The California Preservation Foundation (CPF) exists to ensure that the rich diversity of California’s historic resources are identified, protected and celebrated for their history and for their valuable role in California’s economy, environment and quality of life. Incorporated in 1978, CPF has grown from a small band of advocates to a statewide network of more than 18,000 members and supporters. Click here to learn how you can become a member.
The Fawcett House in Los Banos is the winner of a 2019 Preservation Design Award for Restoration. Award recipients are selected by a jury of top professionals in the fields of architecture, engineering, planning, and history, as well as renowned architecture critics and journalists. In making their decision the jury noted the importance of encouraging preservation outside of major urban centers, stating, “there are so many places like this that we end up losing. In places like this, when the house is falling apart, it’s so often scrapped. We want to encourage this thought process in preservation where you don’t usually think of it.”
The Award will be presented on Friday, October 18, 2019 at a gala dinner and awards ceremony at the InterContinental Mark Hopkins in San Francisco. Tickets and sponsorship options are available at californiapreservation.org/awards.
About this project
Unlike most Frank Lloyd Wright buildings, the Fawcett house is sited in the middle of hundreds of acres of agricultural crop land. Buck Fawcett held several state track records, and was a renowned football player in high school and at Stanford. He was drafted by the Chicago Bears, but opted to return to the farm to help his ailing father Harry. H.G. Fawcett Farms was one of the premier agricultural properties in California. Buck’s father was one of the founders of Producers Cotton Oil Company, and pioneer in the Central Irrigation District. Buck served as agricultural adviser to California Senator S.I. Hayakawa. When Ronald Reagan ran for governor of California, he gave his stump speech from a wagon at the Fawcett Farms. The Fawcett’s hosted hundreds of people who came specifically to see the Frank Lloyd Wright architecture.
The home is on 80 acres of agricultural land. After viewing photos of the site, Wright said, “Not much beauty there.” Buck replied, “Actually, Mr. Wright, the Central Valley of California contains the most fertile agricultural land in the world, and you should consider it an honor to build a house there!”

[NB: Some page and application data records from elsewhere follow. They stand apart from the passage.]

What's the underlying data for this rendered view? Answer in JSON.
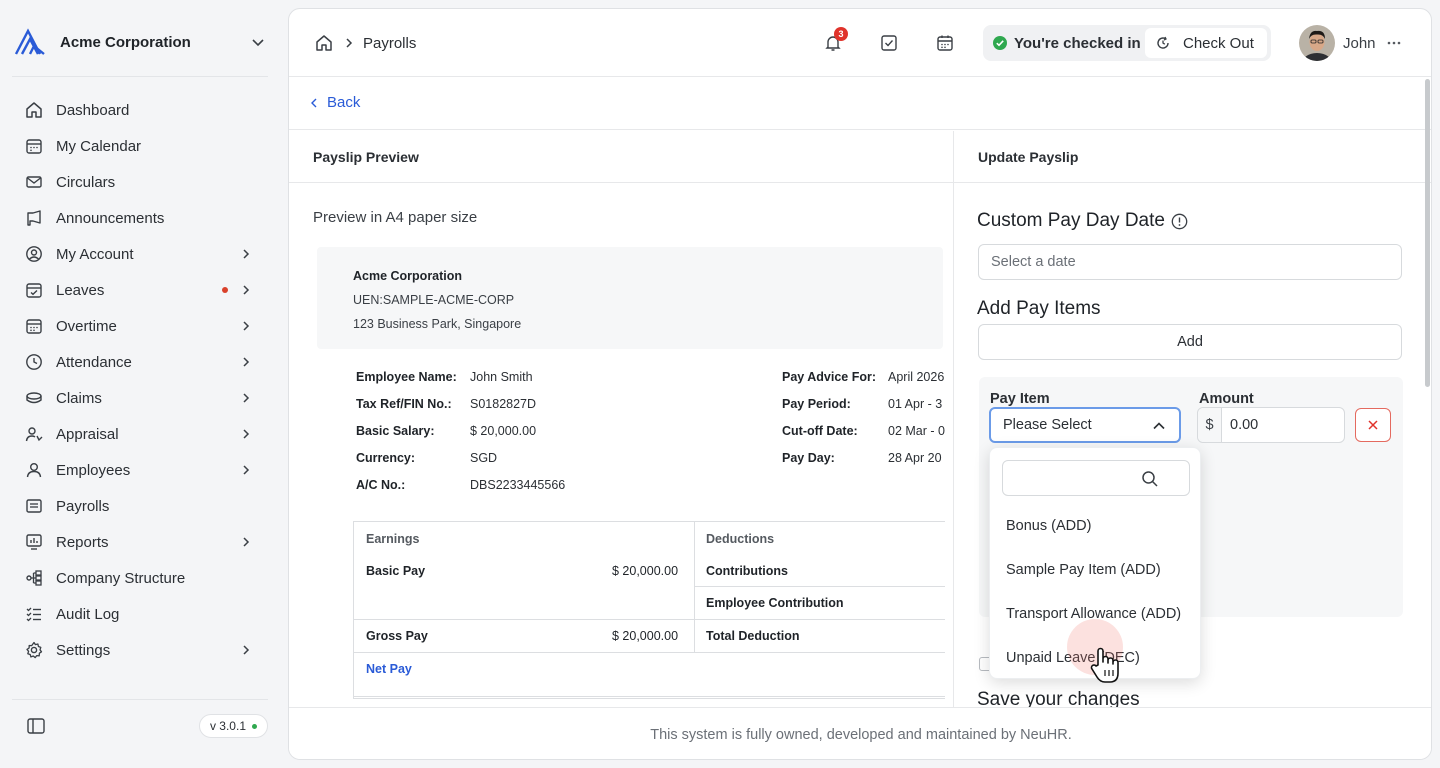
{
  "org": {
    "name": "Acme Corporation"
  },
  "nav": [
    {
      "label": "Dashboard",
      "icon": "home-icon",
      "chevron": false
    },
    {
      "label": "My Calendar",
      "icon": "calendar-icon",
      "chevron": false
    },
    {
      "label": "Circulars",
      "icon": "mail-icon",
      "chevron": false
    },
    {
      "label": "Announcements",
      "icon": "megaphone-icon",
      "chevron": false
    },
    {
      "label": "My Account",
      "icon": "user-circle-icon",
      "chevron": true
    },
    {
      "label": "Leaves",
      "icon": "calendar-check-icon",
      "chevron": true,
      "dot": true
    },
    {
      "label": "Overtime",
      "icon": "calendar-clock-icon",
      "chevron": true
    },
    {
      "label": "Attendance",
      "icon": "clock-icon",
      "chevron": true
    },
    {
      "label": "Claims",
      "icon": "coins-icon",
      "chevron": true
    },
    {
      "label": "Appraisal",
      "icon": "user-star-icon",
      "chevron": true
    },
    {
      "label": "Employees",
      "icon": "user-icon",
      "chevron": true
    },
    {
      "label": "Payrolls",
      "icon": "receipt-icon",
      "chevron": false
    },
    {
      "label": "Reports",
      "icon": "chart-icon",
      "chevron": true
    },
    {
      "label": "Company Structure",
      "icon": "org-chart-icon",
      "chevron": false
    },
    {
      "label": "Audit Log",
      "icon": "list-check-icon",
      "chevron": false
    },
    {
      "label": "Settings",
      "icon": "gear-icon",
      "chevron": true
    }
  ],
  "version": "v 3.0.1",
  "breadcrumb": {
    "current": "Payrolls"
  },
  "notifications": {
    "count": "3"
  },
  "checkin": {
    "status": "You're checked in",
    "button": "Check Out"
  },
  "user": {
    "name": "John"
  },
  "back_label": "Back",
  "preview": {
    "title": "Payslip Preview",
    "subtitle": "Preview in A4 paper size",
    "company": "Acme Corporation",
    "uen": "UEN:SAMPLE-ACME-CORP",
    "address": "123 Business Park, Singapore",
    "left_info": [
      {
        "k": "Employee Name:",
        "v": "John Smith"
      },
      {
        "k": "Tax Ref/FIN No.:",
        "v": "S0182827D"
      },
      {
        "k": "Basic Salary:",
        "v": "$ 20,000.00"
      },
      {
        "k": "Currency:",
        "v": "SGD"
      },
      {
        "k": "A/C No.:",
        "v": "DBS2233445566"
      }
    ],
    "right_info": [
      {
        "k": "Pay Advice For:",
        "v": "April 2026"
      },
      {
        "k": "Pay Period:",
        "v": "01 Apr - 3"
      },
      {
        "k": "Cut-off Date:",
        "v": "02 Mar - 0"
      },
      {
        "k": "Pay Day:",
        "v": "28 Apr 20"
      }
    ],
    "table": {
      "earnings_header": "Earnings",
      "deductions_header": "Deductions",
      "basic_pay_label": "Basic Pay",
      "basic_pay_value": "$ 20,000.00",
      "contributions_label": "Contributions",
      "employee_contribution_label": "Employee Contribution",
      "gross_pay_label": "Gross Pay",
      "gross_pay_value": "$ 20,000.00",
      "total_deduction_label": "Total Deduction",
      "net_pay_label": "Net Pay"
    }
  },
  "update": {
    "title": "Update Payslip",
    "custom_date_label": "Custom Pay Day Date",
    "date_placeholder": "Select a date",
    "add_items_label": "Add Pay Items",
    "add_button": "Add",
    "pay_item_label": "Pay Item",
    "amount_label": "Amount",
    "select_value": "Please Select",
    "currency_symbol": "$",
    "amount_value": "0.00",
    "dropdown_options": [
      "Bonus (ADD)",
      "Sample Pay Item (ADD)",
      "Transport Allowance (ADD)",
      "Unpaid Leave (DEC)"
    ],
    "save_label": "Save your changes"
  },
  "footer": "This system is fully owned, developed and maintained by NeuHR.",
  "colors": {
    "accent": "#2a5bd7",
    "danger": "#e0332b",
    "success": "#2fa84f"
  }
}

The Fawcett house is considered by many as one of the finest examples of Wright’s “Usonian” homes. Usonian is a term referring to a group of approximately sixty middle-income family homes designed by Frank Lloyd Wright beginning in 1936 with the Jacobs House. The Usonian homes are typically small, single-story dwellings without a garage or much storage. They are often L-shaped to fit around a garden terrace on unusual and inexpensive sites. They are generally characterized by native materials; large cantilevered overhangs for passive solar heating and natural cooling; and natural lighting with clerestory windows. A strong visual connection between the interior and exterior spaces is an important characteristic of all Usonian homes.
Photos © David Swann Architectural Photography
Arthur Dyson, Arthur Dyson Architect
Ken & Carrie Cox
Robert Boro, Robert Boro Landscape Architect
Frank Lloyd Wright, Frank Lloyd Wright Architect
Arthur Dyson, Arthur Dyson Architect
Brian Barcus, Barcus Structural Engineering
Historic Preservation Consultant
Eric Lloyd Wright, Eric Lloyd Wright Architect
Steve Mitchell, BMY Construction
William Saleh, William B. Saleh Company
Cornelia Brierly, Cornelia Brierly Interior Designer